What is needed:
Your task is to count the lines of the records that contain "ImageURLObject". Answer with the number and nothing else.
+++++
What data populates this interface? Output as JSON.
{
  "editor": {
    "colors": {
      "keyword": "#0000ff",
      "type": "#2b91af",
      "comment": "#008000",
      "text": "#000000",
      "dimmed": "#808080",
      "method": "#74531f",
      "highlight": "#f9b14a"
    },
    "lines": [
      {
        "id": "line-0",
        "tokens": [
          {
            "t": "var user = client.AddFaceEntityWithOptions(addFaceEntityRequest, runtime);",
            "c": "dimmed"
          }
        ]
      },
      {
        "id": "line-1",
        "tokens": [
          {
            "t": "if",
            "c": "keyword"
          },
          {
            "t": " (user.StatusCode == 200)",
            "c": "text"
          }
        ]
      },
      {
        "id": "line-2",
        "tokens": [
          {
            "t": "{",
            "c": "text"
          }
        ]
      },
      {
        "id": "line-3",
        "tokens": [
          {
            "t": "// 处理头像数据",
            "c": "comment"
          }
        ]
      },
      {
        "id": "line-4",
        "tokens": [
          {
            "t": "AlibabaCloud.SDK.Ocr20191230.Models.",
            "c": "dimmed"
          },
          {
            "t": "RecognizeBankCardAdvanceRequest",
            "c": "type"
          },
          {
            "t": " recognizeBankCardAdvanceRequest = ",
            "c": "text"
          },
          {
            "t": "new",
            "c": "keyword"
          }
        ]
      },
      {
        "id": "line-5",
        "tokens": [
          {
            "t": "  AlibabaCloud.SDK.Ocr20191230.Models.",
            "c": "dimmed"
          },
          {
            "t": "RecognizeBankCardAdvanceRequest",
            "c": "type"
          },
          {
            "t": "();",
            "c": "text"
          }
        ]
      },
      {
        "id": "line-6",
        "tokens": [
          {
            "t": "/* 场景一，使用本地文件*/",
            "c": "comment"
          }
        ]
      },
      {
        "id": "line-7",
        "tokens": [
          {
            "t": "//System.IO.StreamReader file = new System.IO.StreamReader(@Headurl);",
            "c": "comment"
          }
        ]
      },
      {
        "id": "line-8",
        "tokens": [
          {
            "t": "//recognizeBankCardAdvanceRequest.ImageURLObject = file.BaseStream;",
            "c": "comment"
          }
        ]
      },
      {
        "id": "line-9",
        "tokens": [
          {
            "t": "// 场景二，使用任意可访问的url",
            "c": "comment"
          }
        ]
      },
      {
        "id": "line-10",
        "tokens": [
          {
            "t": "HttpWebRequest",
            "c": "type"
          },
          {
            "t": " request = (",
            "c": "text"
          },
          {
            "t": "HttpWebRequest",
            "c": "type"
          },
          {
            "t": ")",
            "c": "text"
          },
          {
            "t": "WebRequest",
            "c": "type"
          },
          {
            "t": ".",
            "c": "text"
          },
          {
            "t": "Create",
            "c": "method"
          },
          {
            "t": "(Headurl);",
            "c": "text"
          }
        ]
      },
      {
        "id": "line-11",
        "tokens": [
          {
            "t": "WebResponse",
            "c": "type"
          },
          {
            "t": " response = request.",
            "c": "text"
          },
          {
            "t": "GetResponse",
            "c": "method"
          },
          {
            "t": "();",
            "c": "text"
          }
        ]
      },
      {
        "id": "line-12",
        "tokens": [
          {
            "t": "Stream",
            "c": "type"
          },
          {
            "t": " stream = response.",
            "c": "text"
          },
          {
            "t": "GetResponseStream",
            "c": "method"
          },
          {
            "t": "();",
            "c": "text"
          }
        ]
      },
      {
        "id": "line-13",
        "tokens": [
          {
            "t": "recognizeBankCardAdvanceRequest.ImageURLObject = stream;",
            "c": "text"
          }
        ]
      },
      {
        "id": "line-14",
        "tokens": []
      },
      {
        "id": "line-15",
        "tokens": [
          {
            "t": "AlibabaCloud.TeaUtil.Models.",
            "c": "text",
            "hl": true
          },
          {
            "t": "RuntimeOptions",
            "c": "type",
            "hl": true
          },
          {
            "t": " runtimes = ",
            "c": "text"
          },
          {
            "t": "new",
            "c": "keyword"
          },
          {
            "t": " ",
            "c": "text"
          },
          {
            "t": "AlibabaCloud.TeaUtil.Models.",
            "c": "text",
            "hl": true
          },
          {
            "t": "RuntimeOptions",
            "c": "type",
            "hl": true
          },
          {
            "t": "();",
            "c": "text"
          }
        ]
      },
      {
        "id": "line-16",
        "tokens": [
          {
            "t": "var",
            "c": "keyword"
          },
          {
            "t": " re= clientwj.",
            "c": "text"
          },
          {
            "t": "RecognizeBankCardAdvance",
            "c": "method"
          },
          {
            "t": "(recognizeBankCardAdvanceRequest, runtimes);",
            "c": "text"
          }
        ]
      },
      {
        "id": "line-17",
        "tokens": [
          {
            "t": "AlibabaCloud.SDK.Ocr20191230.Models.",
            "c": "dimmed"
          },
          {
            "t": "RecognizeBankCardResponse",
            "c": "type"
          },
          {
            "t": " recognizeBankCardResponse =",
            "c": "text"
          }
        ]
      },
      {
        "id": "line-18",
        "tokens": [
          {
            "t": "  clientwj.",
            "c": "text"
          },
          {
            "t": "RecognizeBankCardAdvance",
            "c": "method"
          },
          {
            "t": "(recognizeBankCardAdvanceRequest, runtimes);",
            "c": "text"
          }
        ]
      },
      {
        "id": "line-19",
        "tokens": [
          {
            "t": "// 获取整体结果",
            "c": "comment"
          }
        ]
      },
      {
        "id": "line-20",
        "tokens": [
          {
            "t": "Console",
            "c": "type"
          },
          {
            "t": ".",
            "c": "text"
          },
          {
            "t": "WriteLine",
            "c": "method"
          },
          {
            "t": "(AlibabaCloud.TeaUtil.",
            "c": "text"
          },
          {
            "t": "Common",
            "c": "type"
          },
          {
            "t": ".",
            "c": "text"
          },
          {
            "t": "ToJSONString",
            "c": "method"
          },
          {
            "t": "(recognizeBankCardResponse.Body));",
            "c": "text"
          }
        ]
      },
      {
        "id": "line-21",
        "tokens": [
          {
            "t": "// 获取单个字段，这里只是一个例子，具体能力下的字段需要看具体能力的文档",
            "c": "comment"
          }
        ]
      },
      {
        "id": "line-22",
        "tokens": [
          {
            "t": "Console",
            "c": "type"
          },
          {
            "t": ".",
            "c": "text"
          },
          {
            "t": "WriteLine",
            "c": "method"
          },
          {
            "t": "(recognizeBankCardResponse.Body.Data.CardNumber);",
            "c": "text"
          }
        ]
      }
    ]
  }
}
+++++
Result:
2